Fire Preparedness

Drought conditions have parched our wild lands, creating a highly combustible scenario for this summer's fire season. In the past six years, we've seen massive wildfires scorch tens of thousands of acres, ravage dozens of homes, and cost taxpayers more than $35 million. Click here fore some tips on how to reduce the potential for fires around your home, contact information on filing a claim, and more.

Helping America, Others, and Yourself

In April, President Obama signed the Edward M. Kennedy Serve America Act into law.
The act not only increased the number of AmeriCorps jobs with local and national non-profit groups from 75,000 annually to 250,000 by 2017 but it has components to help students.

It established a Summer of Service program to provide $500 education awards for 6th-12th graders. In addition, the act also expanded the age and income eligibility for Foster Grandparents and Senior Companions - authorizing a Silver Scholars program that allows people 55 and older who perform 350 hours of service to receive a $1,000 education award that can be transferred to a child or grandchild.

For more information about AmeriCorps jobs nationwide go to www.americorps.gov, or for opportunities in California visit www.californiavolunteers.org.

Coping with College Loans

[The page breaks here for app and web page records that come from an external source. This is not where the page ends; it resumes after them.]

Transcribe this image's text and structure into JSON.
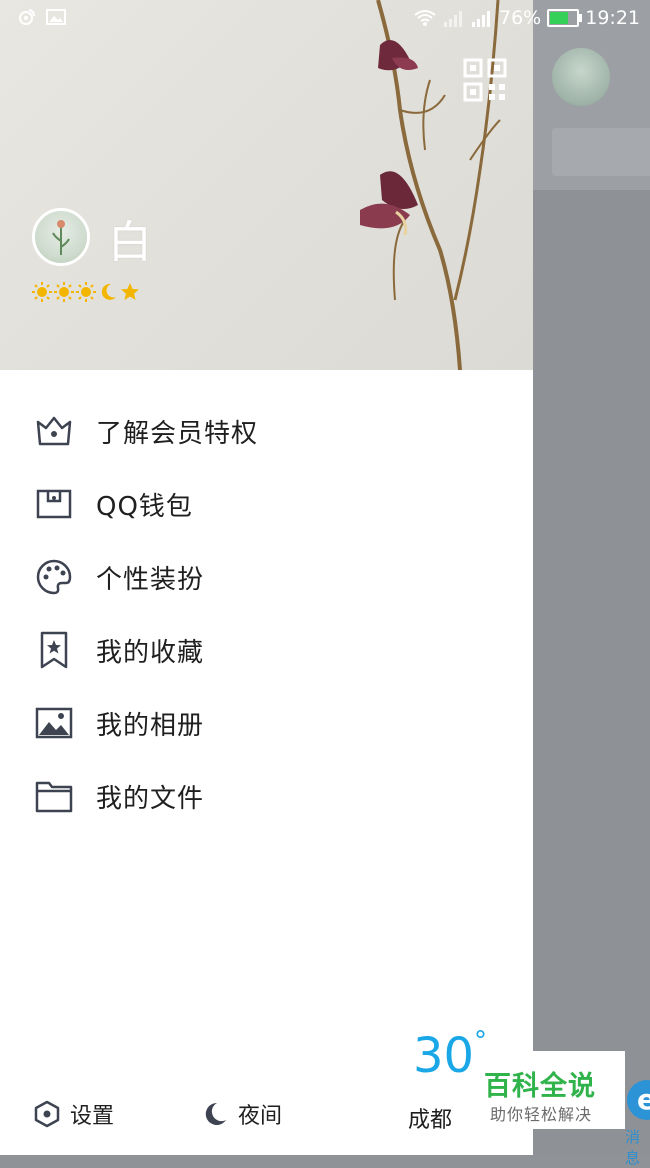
{
  "status_bar": {
    "battery_percent": "76%",
    "time": "19:21",
    "battery_level": 0.76,
    "battery_color": "#34d058"
  },
  "profile": {
    "nickname": "白",
    "level_icons": [
      "sun-icon",
      "sun-icon",
      "sun-icon",
      "moon-icon",
      "star-icon"
    ]
  },
  "menu": {
    "items": [
      {
        "label": "了解会员特权",
        "icon": "crown-icon"
      },
      {
        "label": "QQ钱包",
        "icon": "wallet-icon"
      },
      {
        "label": "个性装扮",
        "icon": "palette-icon"
      },
      {
        "label": "我的收藏",
        "icon": "bookmark-star-icon"
      },
      {
        "label": "我的相册",
        "icon": "photo-icon"
      },
      {
        "label": "我的文件",
        "icon": "folder-icon"
      }
    ]
  },
  "bottom_bar": {
    "settings_label": "设置",
    "night_label": "夜间",
    "city": "成都",
    "temperature": "30",
    "degree_symbol": "°"
  },
  "background_app": {
    "tab_label": "消息"
  },
  "watermark": {
    "title": "百科全说",
    "subtitle": "助你轻松解决"
  },
  "colors": {
    "accent": "#1aa7e8",
    "overlay": "#8f9296",
    "watermark_green": "#2fb34a"
  }
}
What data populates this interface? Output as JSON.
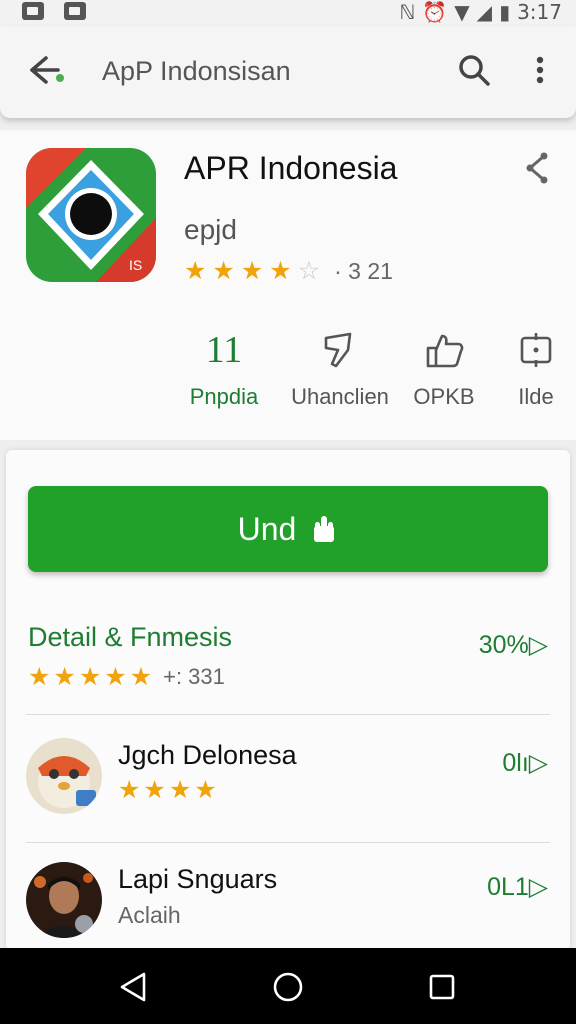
{
  "status_bar": {
    "time": "3:17"
  },
  "app_bar": {
    "title": "ApP Indonsisan"
  },
  "app": {
    "name": "APR Indonesia",
    "developer": "epjd",
    "rating": 3.5,
    "rating_count": "· 3 21"
  },
  "stats": [
    {
      "value": "11",
      "label": "Pnpdia"
    },
    {
      "icon": "tag-icon",
      "label": "Uhanclien"
    },
    {
      "icon": "thumbs-up-icon",
      "label": "OPKB"
    },
    {
      "icon": "calendar-icon",
      "label": "Ilde"
    }
  ],
  "install": {
    "label": "Und",
    "icon": "hand-icon"
  },
  "details": {
    "title": "Detail & Fnmesis",
    "rating": 5,
    "count": "+: 331",
    "right": "30%▷"
  },
  "reviews": [
    {
      "name": "Jgch Delonesa",
      "rating": 4,
      "right": "0lı▷"
    },
    {
      "name": "Lapi Snguars",
      "sub": "Aclaih",
      "right": "0L1▷"
    }
  ],
  "colors": {
    "accent_green": "#21a02a",
    "text_green": "#1e7d32",
    "star": "#f0a30a"
  }
}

There's help for federal student loan borrowers in the Direct or Guaranteed, also known as the Federal Family Education Loan, programs. This help - the Income-Based Repayment -- encompasses most types of federal loans made to students, but not those made to parents. The Income-Based Repayment is a new payment option that helps borrowers keep their loan payments affordable with payment caps based on their income and family size, according to the IBR website. For most eligible borrowers, IBR loan payments will be less than 10 percent of their income - and even smaller for borrowers with low earnings. The IBR program can also forgive remaining debt, if any, after 25 years of qualifying payments. For more information visit  IBR info.